Building Websites with Hugo

Jeff Avery


In a previous post, I talked about the value in using Markdown to generate course notes. I’ve continued to refine my use of Markdown, and I’m convinced that it’s still the fastest way to generate semi-structured content for my courses1

I’ve also recently started using Hugo to generate websites. Hugo is a static site generator that takes Markdown source files and related assets, and generates a static website from your content. It supports many, many different themes, so you can pick something that works for particular style of content.

Using Hugo in CS 349

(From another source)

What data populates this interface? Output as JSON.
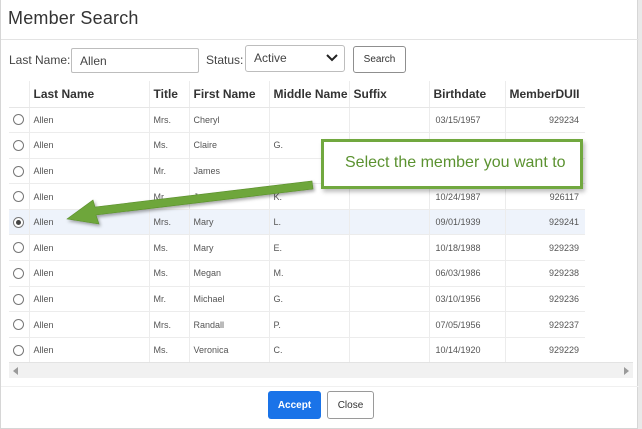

I’ve recently moved the CS 349 website to Hugo, and I’m amazed at how functional the site is compared to the older manually-generated site.

Here’s a screenshot of my course home page. There are a large number of elements that aid in navigation, from the generated table-of-contents, to search capabilties and tags across related pages.


Content is also well-formatted. Images are captioned and scaled properly and even source code is highlighted properly based on the target language. The syntax highlighting of the Kotlin code was generated by Hugo; all I had to do in the Markdown source was tag the language for this block.


Creating a Website

The main Hugo website is here:

  1. Download and install the Hugo binaries. e.g. to install from Homebrew for Mac).

    $ brew install hugo

  2. Use the Quickstart guide to get a basic website up-and-running.

  3. Optionally, find a new theme from the Hugo Themes site. I use the Learn theme for my course websites. The theme determines a lot of your capabilities e.g. table-of-contents and navigation.

  4. Create content.

  5. Run hugo to generate your site, and upload it. That’s it!

Site Structure

Once you’ve walked through the setup, you should have a directory structure like this:

├── archetypes/
├── config.toml
├── content/
├── data/
├── layouts/
├── public/
├── resources/
├── static/
└── themes/

Suggestions generates the website

#!/usr/bin/env bash
rm -rf public/*
hugo -D deploys it to my local machine for testing

#!/usr/bin/env bash
open -a http://localhost:1313/~cs398/
hugo server -D uploads to the appropriate location

#!/usr/bin/env bash
rsync -var ./public/ --delete


My workflow for editing pages is to

  1. No it’s not nearly as precise as LaTeX, but it’s precise-enough, and much faster to publish to the web. ↩︎